Director Nicholas Reynolds describes the scene as a massive wake-up call. The advertisement, made as both a 30 and 15 second spot, is aimed at young men and women who are in need of an energy hit.
The story opens with a young man who wakes up exhausted after a late night at the office, and reaches gratefully for a can of MOTHER REVIVE. And it closes with a majestic eagle perched on the man’s arm as he walks down the street – an incredible transformation.
Filming was completed in one day at Sun Studios in Sydney’s inner western suburb of Alexandria.
On set was a crew of 20, including the director of photography, an art director, grips and gaffers, and of course several animal handlers who worked with 10 roosters recruited for the commercial.
“When we were shooting we worked to the sounds of crowing roosters all day,” recalled Nicholas, who was surprised at how easy it was to work with the birds. The ten roosters, a mixture of breeds, were sourced from free-range farms in the Hunter Valley, selected for good behaviour and an inclination to crow.
The key to making the birds look natural on camera was to think like a rooster, according to Nicholas. “You have to project in your mind what the birds will do, and you work around that.”
“There’s a lot of post-production involved in cutting and pasting the birds and putting them in positions where you want them to be, so that their eye line works and you get the impression that they’re focusing their attention on the actor.”
Scaling up the roosters so they appeared oversized on screen was a unique undertaking. Each rooster had to be filmed up close to prevent the image losing it’s clarity due to the lack of definition when it was later enlarged so that they appeared as extremely large birds in context of the setting.
“When you see the roosters up close they’re very funny looking creatures,” Nicholas laughed.
The star of the show, an eagle called Soren from the Gold Coast hinterland, was more challenging to work with. Nicholas and his crew filmed Soren in the latter part of the day to ensure the right light, by which stage there was a very strong gusting wind.
“This made it difficult for the eagle,” said Nicholas. “[It] wouldn’t land on the protagonist’s arm as we’d planned.”

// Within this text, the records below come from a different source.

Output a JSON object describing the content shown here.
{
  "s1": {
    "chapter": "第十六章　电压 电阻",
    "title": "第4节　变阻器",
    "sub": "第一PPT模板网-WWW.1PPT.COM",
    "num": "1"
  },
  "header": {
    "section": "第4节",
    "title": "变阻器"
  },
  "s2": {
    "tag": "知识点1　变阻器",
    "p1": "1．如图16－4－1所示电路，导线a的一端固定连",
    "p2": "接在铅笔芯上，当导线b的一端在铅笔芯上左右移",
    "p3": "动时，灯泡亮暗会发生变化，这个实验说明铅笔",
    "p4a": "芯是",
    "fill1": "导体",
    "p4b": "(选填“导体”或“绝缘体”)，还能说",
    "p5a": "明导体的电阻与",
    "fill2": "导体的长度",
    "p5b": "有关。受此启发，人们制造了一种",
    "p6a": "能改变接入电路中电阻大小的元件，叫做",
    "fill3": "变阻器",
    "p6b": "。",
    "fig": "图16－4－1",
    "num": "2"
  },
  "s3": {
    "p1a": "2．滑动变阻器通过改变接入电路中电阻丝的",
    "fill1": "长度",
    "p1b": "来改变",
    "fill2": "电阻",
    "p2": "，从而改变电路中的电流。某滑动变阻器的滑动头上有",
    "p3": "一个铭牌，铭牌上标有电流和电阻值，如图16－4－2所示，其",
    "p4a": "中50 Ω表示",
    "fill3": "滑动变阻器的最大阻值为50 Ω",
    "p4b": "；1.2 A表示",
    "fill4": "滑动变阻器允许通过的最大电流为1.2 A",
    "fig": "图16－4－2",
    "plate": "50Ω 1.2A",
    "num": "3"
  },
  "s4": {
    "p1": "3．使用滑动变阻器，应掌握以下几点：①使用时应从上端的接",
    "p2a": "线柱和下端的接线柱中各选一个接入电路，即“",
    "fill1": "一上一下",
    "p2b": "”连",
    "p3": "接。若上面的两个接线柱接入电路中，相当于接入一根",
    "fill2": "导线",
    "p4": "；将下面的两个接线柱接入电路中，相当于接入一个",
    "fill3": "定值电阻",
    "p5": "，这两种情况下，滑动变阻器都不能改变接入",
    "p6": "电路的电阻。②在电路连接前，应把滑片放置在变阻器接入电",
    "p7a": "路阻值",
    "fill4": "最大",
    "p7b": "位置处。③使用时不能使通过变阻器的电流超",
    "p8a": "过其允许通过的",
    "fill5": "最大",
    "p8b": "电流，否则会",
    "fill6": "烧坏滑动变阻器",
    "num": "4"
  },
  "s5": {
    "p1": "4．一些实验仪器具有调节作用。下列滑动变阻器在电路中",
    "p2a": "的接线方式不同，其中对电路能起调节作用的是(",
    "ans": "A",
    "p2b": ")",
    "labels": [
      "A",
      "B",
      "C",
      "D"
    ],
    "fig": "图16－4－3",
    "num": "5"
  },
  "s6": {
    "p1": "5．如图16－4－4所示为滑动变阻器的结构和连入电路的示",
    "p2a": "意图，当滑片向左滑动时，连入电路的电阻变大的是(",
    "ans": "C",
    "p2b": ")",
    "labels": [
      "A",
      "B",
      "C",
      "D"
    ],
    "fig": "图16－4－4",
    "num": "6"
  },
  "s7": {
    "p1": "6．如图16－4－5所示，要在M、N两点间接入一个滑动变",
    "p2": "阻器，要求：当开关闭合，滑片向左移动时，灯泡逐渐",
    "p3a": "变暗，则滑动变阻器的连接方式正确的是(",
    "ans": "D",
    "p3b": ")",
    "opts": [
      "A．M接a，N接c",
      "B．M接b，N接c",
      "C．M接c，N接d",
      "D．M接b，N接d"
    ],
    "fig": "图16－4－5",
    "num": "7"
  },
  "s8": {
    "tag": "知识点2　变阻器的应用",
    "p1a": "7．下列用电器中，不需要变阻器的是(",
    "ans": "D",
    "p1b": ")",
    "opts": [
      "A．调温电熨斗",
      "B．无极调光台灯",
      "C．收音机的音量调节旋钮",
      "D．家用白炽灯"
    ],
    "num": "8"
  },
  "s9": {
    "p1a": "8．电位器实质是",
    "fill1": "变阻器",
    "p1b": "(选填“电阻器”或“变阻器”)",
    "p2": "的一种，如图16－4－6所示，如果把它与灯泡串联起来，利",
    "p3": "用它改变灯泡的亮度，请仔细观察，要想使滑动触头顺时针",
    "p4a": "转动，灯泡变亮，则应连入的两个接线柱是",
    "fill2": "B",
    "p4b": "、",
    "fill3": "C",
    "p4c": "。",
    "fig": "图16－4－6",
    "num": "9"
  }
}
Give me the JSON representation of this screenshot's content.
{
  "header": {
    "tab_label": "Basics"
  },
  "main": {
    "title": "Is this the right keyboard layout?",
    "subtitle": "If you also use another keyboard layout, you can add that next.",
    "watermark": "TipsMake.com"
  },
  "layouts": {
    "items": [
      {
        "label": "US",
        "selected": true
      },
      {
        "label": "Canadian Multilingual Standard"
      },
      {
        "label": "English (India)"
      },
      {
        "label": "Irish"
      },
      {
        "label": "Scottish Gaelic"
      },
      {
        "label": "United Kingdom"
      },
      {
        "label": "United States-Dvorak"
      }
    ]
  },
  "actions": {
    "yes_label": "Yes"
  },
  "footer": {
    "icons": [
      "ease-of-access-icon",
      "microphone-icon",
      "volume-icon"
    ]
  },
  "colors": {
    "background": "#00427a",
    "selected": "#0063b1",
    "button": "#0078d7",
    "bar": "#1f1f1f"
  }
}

“Instead we used the owner of the bird to stand in and mimic the actions of our actor and we’d then marry the two scenes together in post [production].”
And that’s a wrap!